The Temples dedicated to Horus, the God of Sky and the Sun, were believed to be the dwelling place of this famous Egyptian God. Only the Pharaoh and the Priests of Horus were allowed inside the temple and the priests would undergo ritual purification in a deep stone pool before they entered the Inner Sanctum of the Temple. This not only cleansed them but also gave them contact with the primeval moisture of life. Ordinary Egyptians were only allowed to come to the gates, or forecourt, of the temple of Horus to pay homage and offer gifts to the God. The Priests of Horus would collect the gifts and say prayers on behalf of the person in the confines of the temple. The priests of Horus, the God of Sky and the Sun, would conduct ceremonies, sacrifices and chant magical incantations, sometimes referred to as spells. The temple of Horus would consist of heavy gates which accessed a massive hall with great stone columns, and then a series of many other rooms through which processions of priests would pass. These rooms, or chambers, were lit by candles and incense would be burnt to purify the air of the Temple. The chambers gradually decreased in size, the lighting in the temple was deliberately and significantly reduced to create an atmosphere of deepening mystery until the priests reached the chapel and the shrine which contained the Naos. The Naos was the stone tabernacle inside the shrine which housed the great Statue of Horus, the God of Sky and the Sun who represented strength, vigor, and self-sacrifice.
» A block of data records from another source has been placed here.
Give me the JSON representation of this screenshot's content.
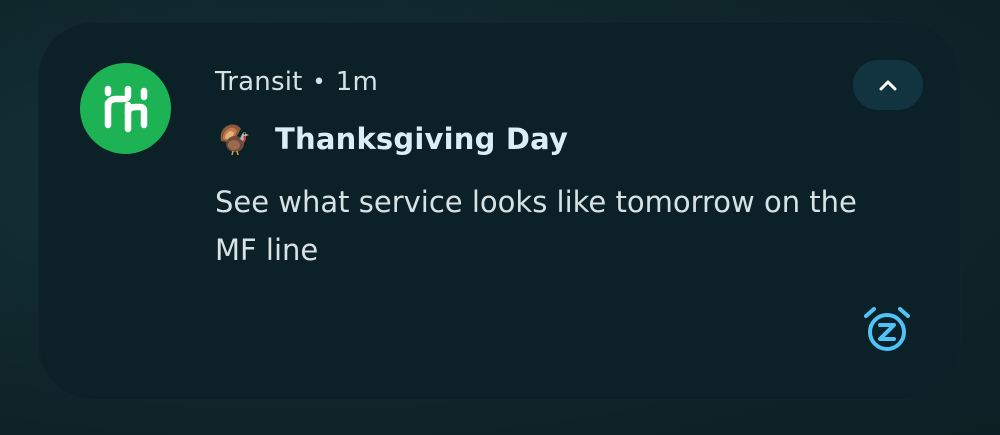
{
  "notification": {
    "app_name": "Transit",
    "separator": "•",
    "time": "1m",
    "title": "Thanksgiving Day",
    "body": "See what service looks like tomorrow on the MF line",
    "icons": {
      "app": "transit-logo-icon",
      "title_emoji": "turkey-icon",
      "collapse": "chevron-up-icon",
      "snooze": "snooze-alarm-icon"
    },
    "colors": {
      "app_icon_bg": "#1db354",
      "card_bg": "#0b2127",
      "title_text": "#d9eef5",
      "accent": "#4fc3f7"
    }
  }
}
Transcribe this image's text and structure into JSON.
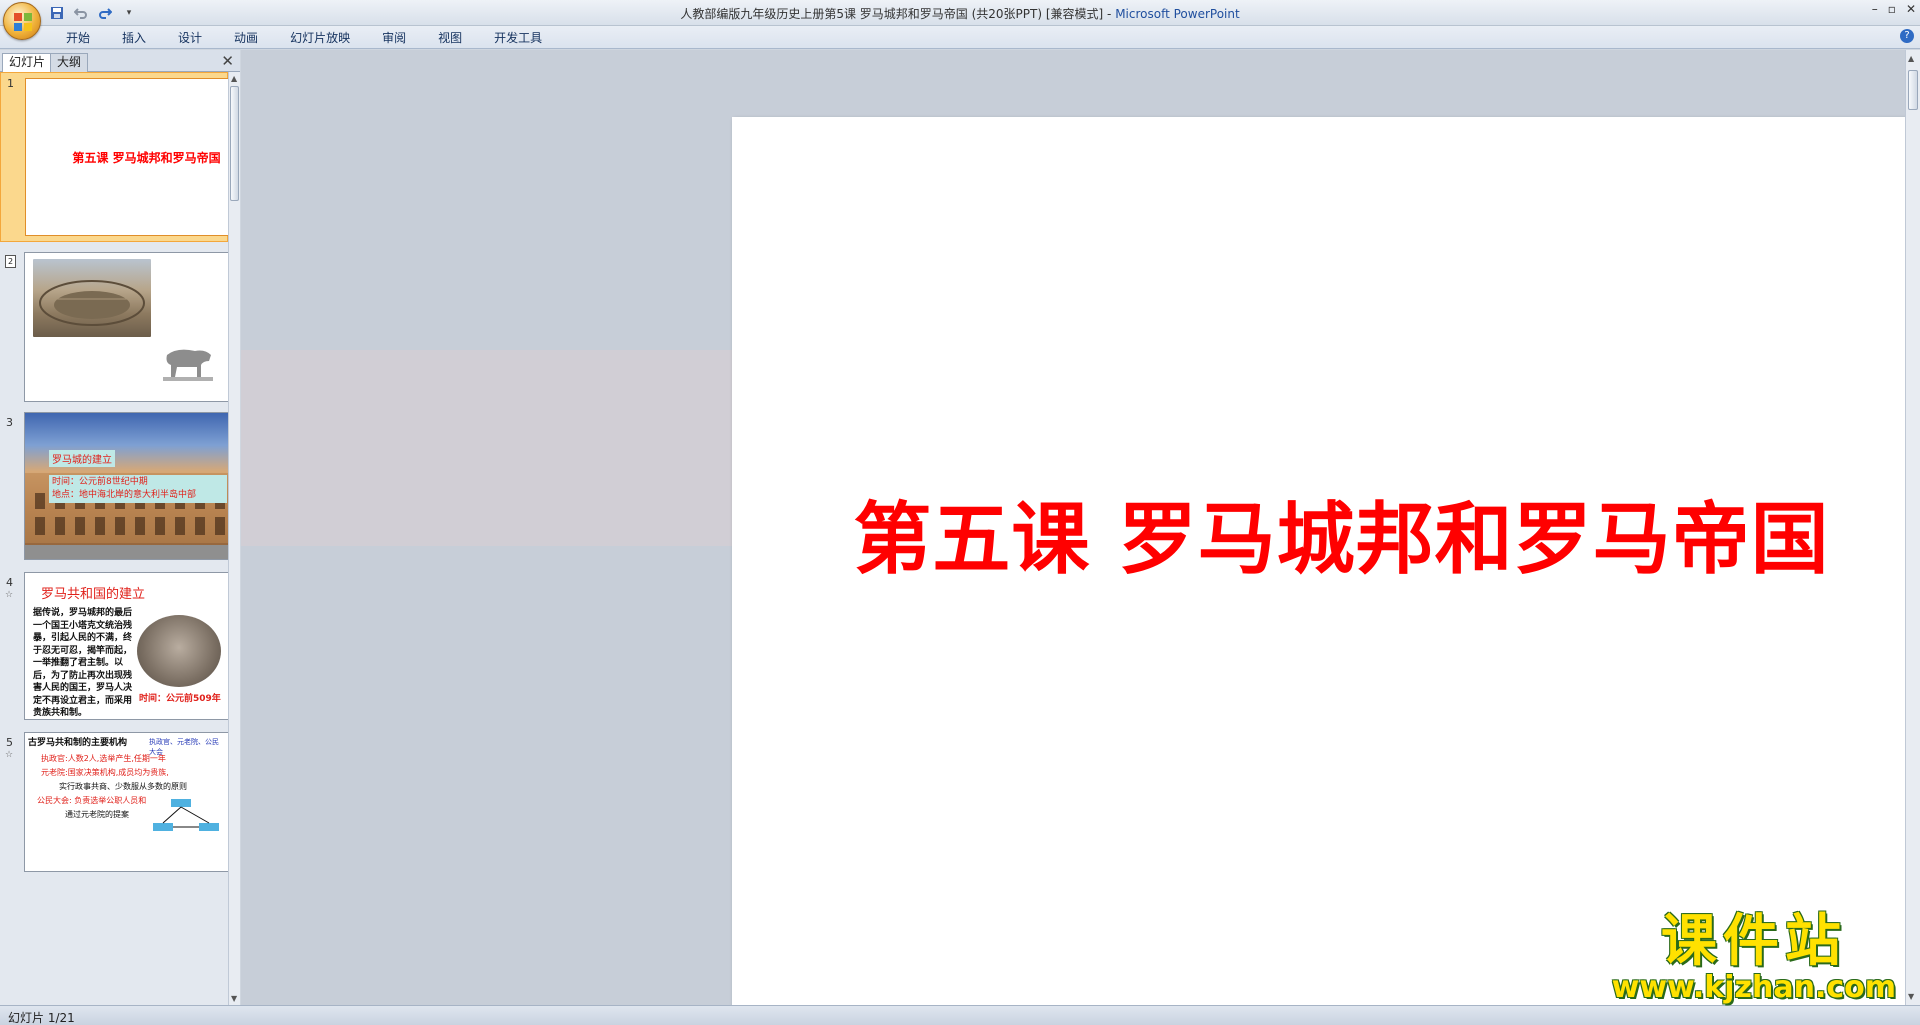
{
  "window": {
    "title": "人教部编版九年级历史上册第5课 罗马城邦和罗马帝国 (共20张PPT) [兼容模式]",
    "app_name": "Microsoft PowerPoint"
  },
  "ribbon": {
    "tabs": [
      "开始",
      "插入",
      "设计",
      "动画",
      "幻灯片放映",
      "审阅",
      "视图",
      "开发工具"
    ]
  },
  "panel": {
    "tabs": [
      "幻灯片",
      "大纲"
    ],
    "slides": [
      {
        "number": "1",
        "title": "第五课 罗马城邦和罗马帝国"
      },
      {
        "number": "2"
      },
      {
        "number": "3",
        "caption": "罗马城的建立",
        "lines": [
          "时间：公元前8世纪中期",
          "地点：地中海北岸的意大利半岛中部"
        ]
      },
      {
        "number": "4",
        "heading": "罗马共和国的建立",
        "body": "据传说，罗马城邦的最后一个国王小塔克文统治残暴，引起人民的不满，终于忍无可忍，揭竿而起，一举推翻了君主制。以后，为了防止再次出现残害人民的国王，罗马人决定不再设立君主，而采用贵族共和制。",
        "time": "时间：公元前509年"
      },
      {
        "number": "5",
        "heading": "古罗马共和制的主要机构",
        "side": "执政官、元老院、公民大会",
        "lines": [
          "执政官:人数2人,选举产生,任期一年",
          "元老院:国家决策机构,成员均为贵族,",
          "实行政事共商、少数服从多数的原则",
          "公民大会: 负责选举公职人员和",
          "通过元老院的提案"
        ]
      }
    ]
  },
  "main_slide": {
    "title": "第五课 罗马城邦和罗马帝国",
    "title_color": "#ff0000"
  },
  "status": {
    "slide_indicator": "幻灯片 1/21"
  },
  "watermark": {
    "title": "课件站",
    "url": "www.kjzhan.com"
  }
}
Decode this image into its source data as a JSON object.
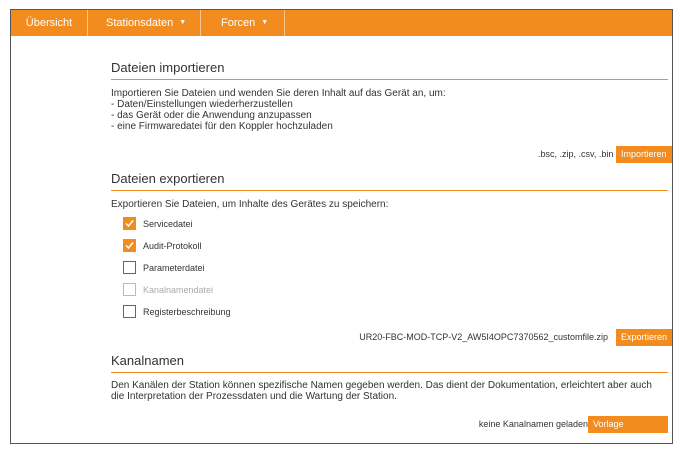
{
  "nav": {
    "items": [
      {
        "label": "Übersicht"
      },
      {
        "label": "Stationsdaten"
      },
      {
        "label": "Forcen"
      }
    ]
  },
  "import": {
    "title": "Dateien importieren",
    "intro": "Importieren Sie Dateien und wenden Sie deren Inhalt auf das Gerät an, um:",
    "bullets": [
      "- Daten/Einstellungen wiederherzustellen",
      "- das Gerät oder die Anwendung anzupassen",
      "- eine Firmwaredatei für den Koppler hochzuladen"
    ],
    "file_types": ".bsc, .zip, .csv, .bin",
    "button": "Importieren"
  },
  "export": {
    "title": "Dateien exportieren",
    "intro": "Exportieren Sie Dateien, um Inhalte des Gerätes zu speichern:",
    "options": [
      {
        "label": "Servicedatei",
        "checked": true,
        "disabled": false
      },
      {
        "label": "Audit-Protokoll",
        "checked": true,
        "disabled": false
      },
      {
        "label": "Parameterdatei",
        "checked": false,
        "disabled": false
      },
      {
        "label": "Kanalnamendatei",
        "checked": false,
        "disabled": true
      },
      {
        "label": "Registerbeschreibung",
        "checked": false,
        "disabled": false
      }
    ],
    "filename": "UR20-FBC-MOD-TCP-V2_AW5I4OPC7370562_customfile.zip",
    "button": "Exportieren"
  },
  "channels": {
    "title": "Kanalnamen",
    "description_line1": "Den Kanälen der Station können spezifische Namen gegeben werden. Das dient der Dokumentation, erleichtert aber auch",
    "description_line2": "die Interpretation der Prozessdaten und die Wartung der Station.",
    "status": "keine Kanalnamen geladen",
    "button": "Vorlage exportieren"
  },
  "colors": {
    "accent": "#f28c1e"
  }
}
The Statue of Horus
The large statue of the God Horus, the God of Sky and the Sun was situated in the inner sanctum of the Egyptian temple. The statue of Horus would have been depicted with the body of a man / woman and the head of Hawk. This sacred statue, in the dwelling place of the God, was the embodiment of Horus. Food and drink would be offered to the God. The High Priest of Horus, would conduct ceremonies and offer prayers and incantations but there was another important priest, called the Medjty, who was responsible for the toiletries. The statue of Horus would have been washed and oiled. The statue was then dressed in fine linen and eye make-up, powder and rouge was applied and sacred oil rubbed on the forehead of the statue. The statue of Horus, with its head of the Hawk, was only seen by ordinary Egyptians at important festivals when the effigy was paraded in magnificent processions.
The Egyptian God Horus
Each section of addresses all topics and provides interesting facts and information about the Golden Age of Pharaohs and the famous Gods and Goddesses of Egypt. The Sitemap provides full details of all of the information and facts provided about the fascinating subject of Egyptian Gods and the Pharaoh Tutankhamun!